According to Nintendo video games sales statistics, the company accounted for 20.5% of all physical games sold that year. EA, with a 12.4% market share, came in second.
In the digital market, Ubisoft, holding 18%, was the most successful digital game publisher of the year. EA has ranked second again, having sold 15% of all digital games in 2020.
(Limelight Networks) (StatCounter)
Brits spend the most time playing games on mobile phones, followed by gaming consoles and computers. Tablet computers are the least used device for gaming in the UK, which is not surprising, seeing how tablets make up 6.58% of all internet traffic in Britain (opposed to the 44.77% share of mobile).
Statista predictions put mobile revenue at £2,666 million in 2021. Further projections see this sector growing at an annual rate of 9.94% to £3,895 million by 2025. User penetration is also expected to go up from 37.8% in 2021 to 43.8% in 2025.
Judging by UK Video games sales statistics, the popularity of home consoles and PCs for gaming has dropped significantly in the past decade. Data shows that 16% of Brits used home consoles in 2019, down from 27% in 2009. During the same period, PCs saw a decline in usage by 4%. Mobile games, however, saw a considerable increase, going up from just 6% in 2009 to 23% ten years later.
Increasing sales by 52.2% compared to 2019, Nintendo Switch was the most successful of the year. The second most popular in terms of console sales was PlayStation 5. Despite being released late in the year, PlayStation 5 managed to outsell the PS4 and Xbox One, which saw sales drop in 2020 by 35.3% and 42.3%.
It turns out gaming is not all bad, at least according to the latest statistics about gamers. Namely, recent research involving over 5,000 children in the UK has shown that over a third of them have become better readers because of online games, whereas 76% said that gaming could help them build social connections with others.
Playing games also boosts creativity—63% of respondents said they write game-related content, and 58% would be interested in writing or designing a game of their own.
According to 43% of participants in Hyperoptic’s 2020 survey, playing online was a great way to stay connected during the lockdown.
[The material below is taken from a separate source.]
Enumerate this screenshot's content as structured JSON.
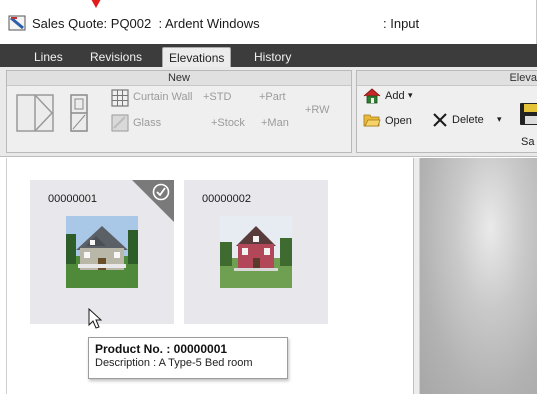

Online gaming has also helped a third of respondents feel less lonely while stay-at-home restrictions were in place.
A survey of 1,000 UK gamers has revealed that nearly half of them go through various emotional turbulences while playing video games. Even more alarming, video game player stats show that 78% have come across “gaming rage” typically caused by slow download speeds, the inability to pause games, and players leaving multiplayer games.
On a more positive note, 37% of interviewees state they get some sense of motivation while gaming and 44% say they feel an adrenaline rush.
(Limelight Networks) (Ofcom)
When asked what daily activities were missed due to gaming, the majority (59%) cited sleep, while 22.4% mentioned the chance to socialise. Also, 23% have skipped showers because of gaming, and 7.2% have missed a meal.
Speaking of negative effects of video gaming, the latest Ofcom video gamers statistics show that:
Video games are not a new trend, but their popularity has skyrocketed lately. As these UK Video games sales statistics show, growth has been recorded in all areas of the gaming industry — from digital consoles and accessories to game-related toys and online video content. It turns out we all need a distraction from our everyday lives and what better way than getting lost in the excitement of a computer game?
As someone who grew up gaming and always had a love for random facts, being able to write about gaming and technology for a living has been an absolute treat. Whenever I’m not researching my next topic for Don’t Disappoint Me, I am deflecting the attacks of Bosses in Sekiro, investigating a murder in Disco Elysium, helping Zagreus escape the underworld in Hades, or flanking enemies in Call of Duty with my squad. Having studied English language and literature has helped me merge these two worlds of random facts and gaming into a fulfilling career.